Spell : luhv
Phonetic Transcription : lʌv

Top 10 synonyms for love Other synonyms for the word love

Définition of love

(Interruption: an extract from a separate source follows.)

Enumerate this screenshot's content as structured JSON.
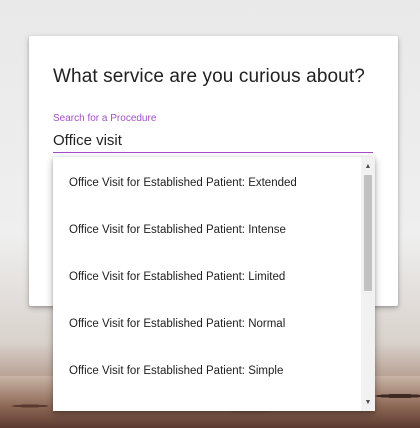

Origin :
  • Old English lufu "love, affection, friendliness," from Proto-Germanic *lubo (cf. Old High German liubi "joy," German Liebe "love;" Old Norse, Old Frisian, Dutch lof; German Lob "praise;" Old Saxon liof, Old Frisian liaf, Dutch lief, Old High German liob, German lieb, Gothic liufs "dear, beloved").
  • The Germanic words are from PIE *leubh- "to care, desire, love" (cf. Latin lubet, later libet "pleases;" Sanskrit lubhyati "desires;" Old Church Slavonic l'ubu "dear, beloved;" Lithuanian liaupse "song of praise").
  • "Even now," she thought, "almost no one remembers Esteban and Pepita but myself. Camilla alone remembers her Uncle Pio and her son; this woman, her mother. But soon we shall die and all memory of those five will have left the earth, and we ourselves shall be loved for a while and forgotten. But the love will have been enough; all those impulses of love return the love that made them. Even memory is not necessary for love. There is a land of the living and a land of the dead and the bridge is love, the only survival, the only meaning." [Thornton Wilder, "Bridge of San Luis Rey," 1927]
  • Meaning "a beloved person" is from early 13c. The sense "no score" (in tennis, etc.) is 1742, from the notion of "playing for love," i.e. "for nothing" (1670s). Phrase for love or money "for anything" is attested from 1580s. Love seat is from 1904. Love-letter is attested from mid-13c.; love-song from early 14c. To fall in love is attested from early 15c. To be in love with (someone) is from c.1500. To make love is from 1570s in the sense "pay amorous attention to;" as a euphemism for "have sex," it is attested from c.1950. Love life "one's collective amorous activities" is from 1919, originally a term in psychological jargon. Love affair is from 1590s. The phrase no love lost (between two people) is ambiguous and was used 17c. in reference to two who love each other well (c.1640) as well as two who have no love for each other (1620s).
  • noun adoration; very strong liking
  • noun person who is loved by another
  • verb adore, like very much
  • verb have sexual relations
Example sentences :
  • I believe he has given the Athenians philtres to make them love him.
  • Extract from : « Philothea » by Lydia Maria Child
  • Though younger than myself, she reciprocated the love she had inspired.
  • Extract from : « Philothea » by Lydia Maria Child
  • I fly to seek a kindlier sphere, Since thou hast ceased to love me here.
  • Extract from : « Philothea » by Lydia Maria Child
  • It had the pure and placid expression of the human soul, when it dwells in love and peace.
  • Extract from : « Philothea » by Lydia Maria Child
  • This so excited the admiration of Speusippus, that a love of philosophy was kindled within him.
  • Extract from : « Philothea » by Lydia Maria Child
  • For young Bines, after dinner, fell in love with Miss Milbrey all over again.
  • Extract from : « The Spenders » by Harry Leon Wilson
  • "A man has to work here a few years to love it," said Uncle Peter, shortly.
  • Extract from : « The Spenders » by Harry Leon Wilson
  • He resolved at once to seek her and give his love freedom to tell itself.
  • Extract from : « The Spenders » by Harry Leon Wilson
  • In spite of her calculations, in spite of her love of money, he could make her feel her weakness.
  • Extract from : « The Spenders » by Harry Leon Wilson
  • I shall take you against your will—but I shall make you love me—in the end.
  • Extract from : « The Spenders » by Harry Leon Wilson

Antonyms for love

Based on : Thesaurus.com - Gutenberg.org - Dictionary.com - Random House Unabridged Dictionary, © Random House, Inc. 2019